“Our goal is to teach kids computer science while they’re having fun.”
Add Tactile Picture Books to the list of cool things 3-D printers can do. We’ve all experienced picture books with textured patches for itty bitty kiddie hands to graze over while they glance at the pictures and listen to the story. But not everyone has been able to have the same experiences. Until now, visually impaired children were left out of the picture part of picture books.
Thanks to the emerging technology of 3-D printing, classic storybooks like Harold and the Purple Crayon, The Very Hungry Caterpillar, and Goodnight Moon have become more accessible. The 2-D pictures in those storybooks have been run through a 3-D printer, resulting in the sculpted scenes pictured above.
Now that the 3-D printed images sit alongside the braille words, visually impaired readers can engage in picture book reading in a whole new way. The future of this technology hopes to put the power in the hands of the parent who would be able to snap a photo of a 2-D page, send it to a printer, and produce their own Tactile Picture Book for their own kids.
1: Approximately 3.17 sharks are killed by humans every second while only less than 6 humans are killed by sharks every year.
2: Sharks are relatively high in the food chain and keep populations of prey in check.
3: Sharks have roamed the ocean for almost 400 million years, even before the dinosaurs.
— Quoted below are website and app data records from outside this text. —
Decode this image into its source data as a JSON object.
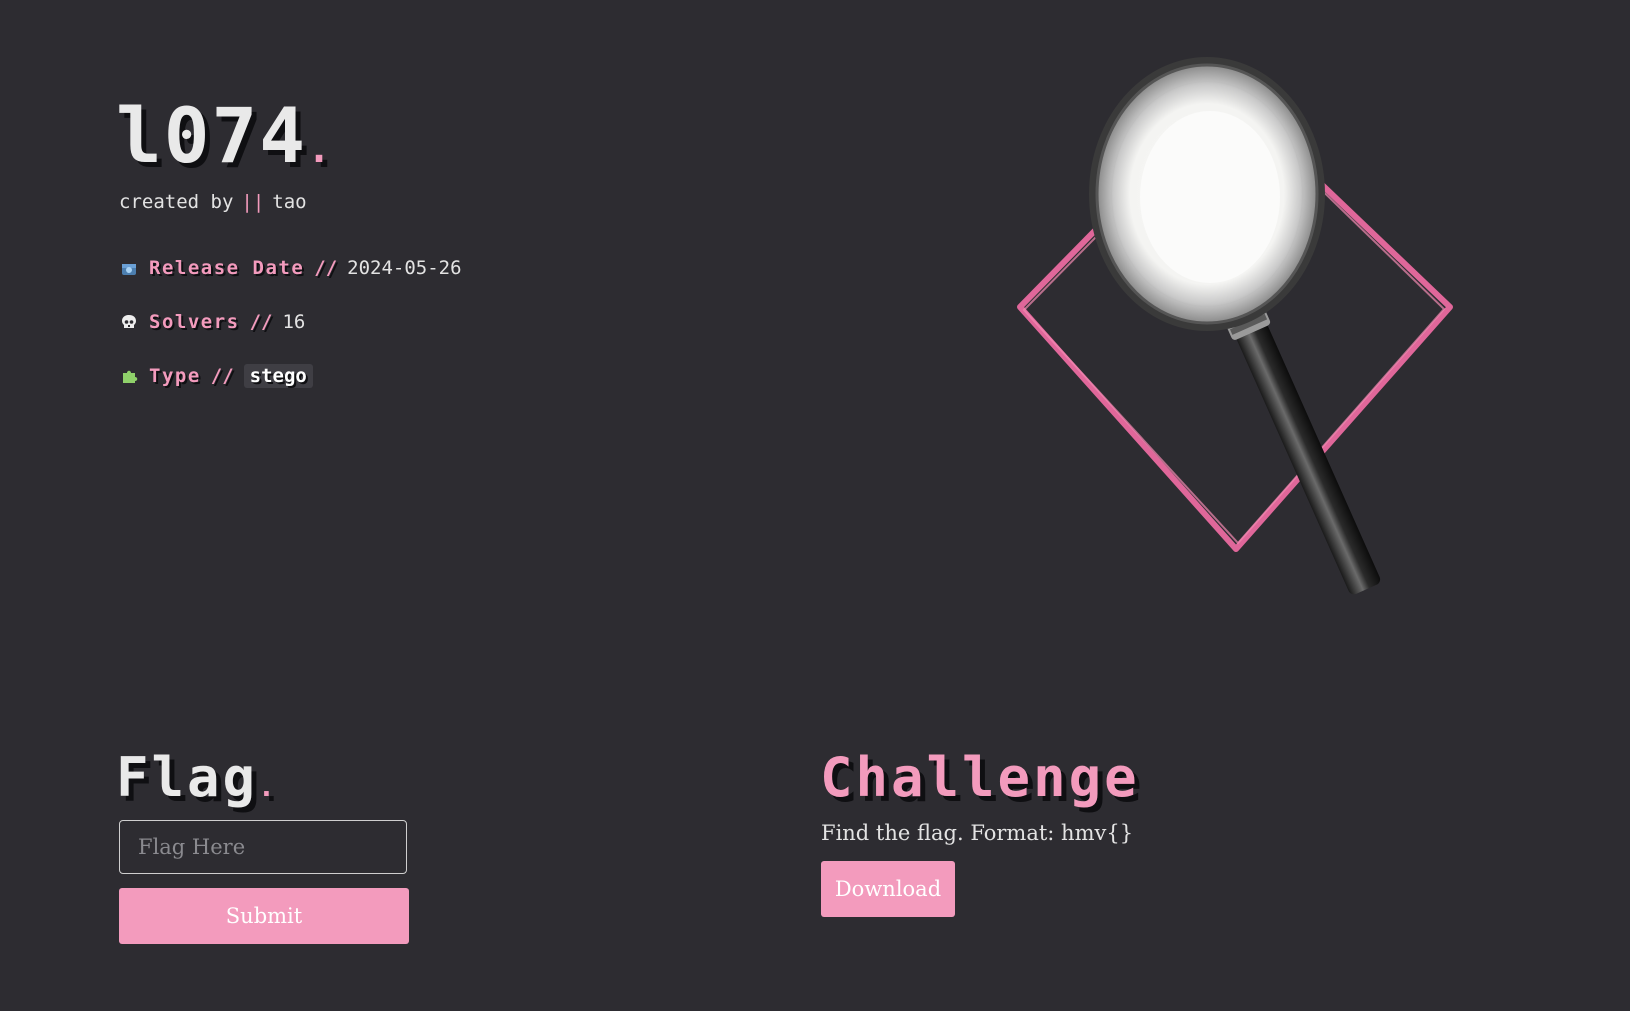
{
  "machine": {
    "title": "l074",
    "title_dot": ".",
    "created_by_label": "created by",
    "separator": "||",
    "author": "tao"
  },
  "meta": {
    "release_label": "Release Date",
    "release_sep": "//",
    "release_value": "2024-05-26",
    "solvers_label": "Solvers",
    "solvers_sep": "//",
    "solvers_value": "16",
    "type_label": "Type",
    "type_sep": "//",
    "type_value": "stego"
  },
  "icons": {
    "release": "calendar-icon",
    "solvers": "skull-icon",
    "type": "puzzle-icon"
  },
  "flag": {
    "title": "Flag",
    "title_dot": ".",
    "placeholder": "Flag Here",
    "value": "",
    "submit_label": "Submit"
  },
  "challenge": {
    "title": "Challenge",
    "description": "Find the flag. Format: hmv{}",
    "download_label": "Download"
  },
  "colors": {
    "background": "#2d2c31",
    "accent": "#f39bbd",
    "text": "#e8e8e8"
  }
}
4: Your chances of encountering a Shark is very rare. You are more likely to get struck with lightning than to encounter a Shark.
5: Sharks are a slow growing species that don’t breed often. They are vulnerable to extinction.
Sharks have a bad rep above the ocean. Their creepy grins, appetite for meat and sharp teeth make it hard to appreciate them. While it may seem like they are out to get us, sharks are a magnificent species that need to be protected.
Working at the New York Hall of Science has transformed Yessenia from a shy individual to a rock star explainer! She now hopes to study biology and pursue her dream of entering the medical field. Take a look!
Meet Justine Wu! Working at NYSCI has taught her the importance of communication and helped her to overcome her stage fright. She now has the necessary skills to pursue her dream of becoming an anesthesiologist!
All around the world, oceans glow and trees sparkle because of Bioluminescence, the production of light by living organisms.
Bioluminescent creatures have a chemical reaction in their body that creates light. The chemical Luciferin (a substrate) reacts with Luciferase (an enzyme) to create a by-product called Oxyluciferin. or as we see it; Light.
In this gif, Aequorea victoria/Crystal Jellies thrive in deep sea.